  1. ^ a b c d e Kirby, Michael Donald; Biserko, Sonja; Darusman, Marzuki (7 February 2014). "Report of the detailed findings of the commission of inquiry on human rights in the Democratic People’s Republic of Korea - A/HRC/25/CRP.1". United Nations Human Rights Council: 299 (Paragraph 940–942). Archived from the original on February 27, 2014. 940. Ms Soga and her mother were abducted from Sado Island, Niigata Prefecture, Japan, on their way home from shopping. The DPRK has acknowledged the abduction of Ms Soga Hitomi, but not that of her mother Mrs Soga Miyoshi. Ms Soga Hitomi was permitted to return to Japan in 2002 after the acknowledgment of her abduction. In the DPRK, Ms Soga Hitomi was married to Mr Charles Jenkins, one of the five US Army deserters who crossed over to the DPRK from their posts in the ROK voluntarily after the Korean War. Mr Jenkins - who deserted his post in the ROK in 1965 – reports having lived in close proximity to the three US nationals who crossed over to the DPRK before him, Mr Larry Allen Abshier (1962), Mr James Joseph Dresnock (1962) and Mr Jerry Wayne Parrish (1963). According to Mr Jenkins, the four were closely monitored and managed with their freedom of movement seriously constrained. The four unsuccessfully attempted to escape in 1966 by seeking asylum in the Russian Embassy, after which they were convinced there was no chance they could leave the DPRK. They had crossed voluntarily, but found themselves trapped in captivity. Mr Jenkins and the couple’s two daughters were able to reunite with Ms Soga in Japan in 2004. Ms Soga, who was only 19 at the time of her abduction, was detained at the same location as Ms Yokota Megumi during the first year after her arrival. Although the two were closely monitored and prevented from communicating in Japanese together, they became close.  horizontal tab character in |quote= at position 5 (help)
  2. ^ From Hell With Love, TIME, October 24, 2005
  3. ^ Japan abductee meets family again, BBC News Online, 9 July, 2004
  4. ^ Alleged deserter arrives in Japan, CNN.com, July 18, 2004
  5. ^ Army deserter leaves Japanese town for first visit to U.S. in 40 years, Associated Press, USA Today, June 13, 2005

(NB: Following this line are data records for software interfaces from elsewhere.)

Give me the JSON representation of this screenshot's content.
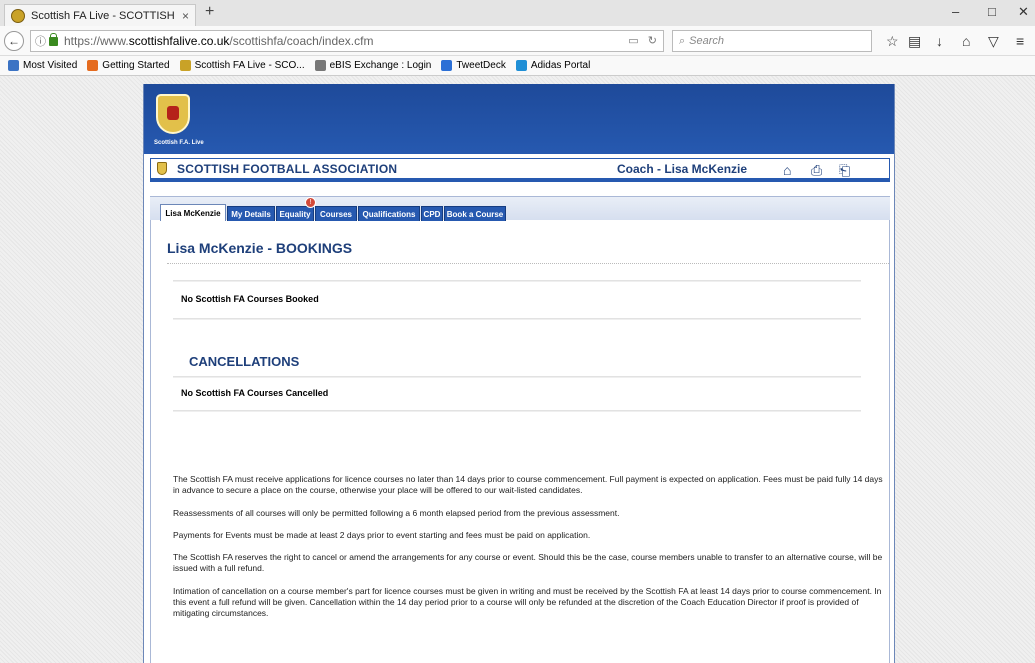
{
  "browser": {
    "tab_title": "Scottish FA Live - SCOTTISH",
    "tab_close": "×",
    "new_tab": "+",
    "url_prefix": "https://www.",
    "url_domain": "scottishfalive.co.uk",
    "url_path": "/scottishfa/coach/index.cfm",
    "search_placeholder": "Search",
    "bookmarks": [
      {
        "label": "Most Visited",
        "color": "#3b73c4"
      },
      {
        "label": "Getting Started",
        "color": "#e56b1f"
      },
      {
        "label": "Scottish FA Live - SCO...",
        "color": "#c9a227"
      },
      {
        "label": "eBIS Exchange : Login",
        "color": "#777777"
      },
      {
        "label": "TweetDeck",
        "color": "#2b6fd6"
      },
      {
        "label": "Adidas Portal",
        "color": "#1f8fd6"
      }
    ]
  },
  "site": {
    "crest_label": "Scottish F.A. Live",
    "org_name": "SCOTTISH FOOTBALL ASSOCIATION",
    "coach_label": "Coach - Lisa McKenzie",
    "tabs": [
      {
        "label": "Lisa McKenzie",
        "active": true
      },
      {
        "label": "My Details",
        "active": false
      },
      {
        "label": "Equality",
        "active": false
      },
      {
        "label": "Courses",
        "active": false
      },
      {
        "label": "Qualifications",
        "active": false
      },
      {
        "label": "CPD",
        "active": false
      },
      {
        "label": "Book a Course",
        "active": false
      }
    ],
    "equality_badge": "!",
    "colors": {
      "brand_blue": "#2659b0",
      "heading_blue": "#1e3f7a"
    }
  },
  "content": {
    "heading": "Lisa McKenzie - BOOKINGS",
    "no_bookings": "No Scottish FA Courses Booked",
    "cancellations_heading": "CANCELLATIONS",
    "no_cancellations": "No Scottish FA Courses Cancelled",
    "terms": [
      "The Scottish FA must receive applications for licence courses no later than 14 days prior to course commencement. Full payment is expected on application. Fees must be paid fully 14 days in advance to secure a place on the course, otherwise your place will be offered to our wait-listed candidates.",
      "Reassessments of all courses will only be permitted following a 6 month elapsed period from the previous assessment.",
      "Payments for Events must be made at least 2 days prior to event starting and fees must be paid on application.",
      "The Scottish FA reserves the right to cancel or amend the arrangements for any course or event. Should this be the case, course members unable to transfer to an alternative course, will be issued with a full refund.",
      "Intimation of cancellation on a course member's part for licence courses must be given in writing and must be received by the Scottish FA at least 14 days prior to course commencement. In this event a full refund will be given. Cancellation within the 14 day period prior to a course will only be refunded at the discretion of the Coach Education Director if proof is provided of mitigating circumstances."
    ]
  }
}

  6. ^ 10 years after, former abductees still trying to erase the horrors of North Korea Archived 2012-10-19 at the Wayback Machine., Asahi Shimbun, October 15, 2012
  7. ^ Soga calls for abductees' return, Japan Times, October 8, 2012

External links[edit]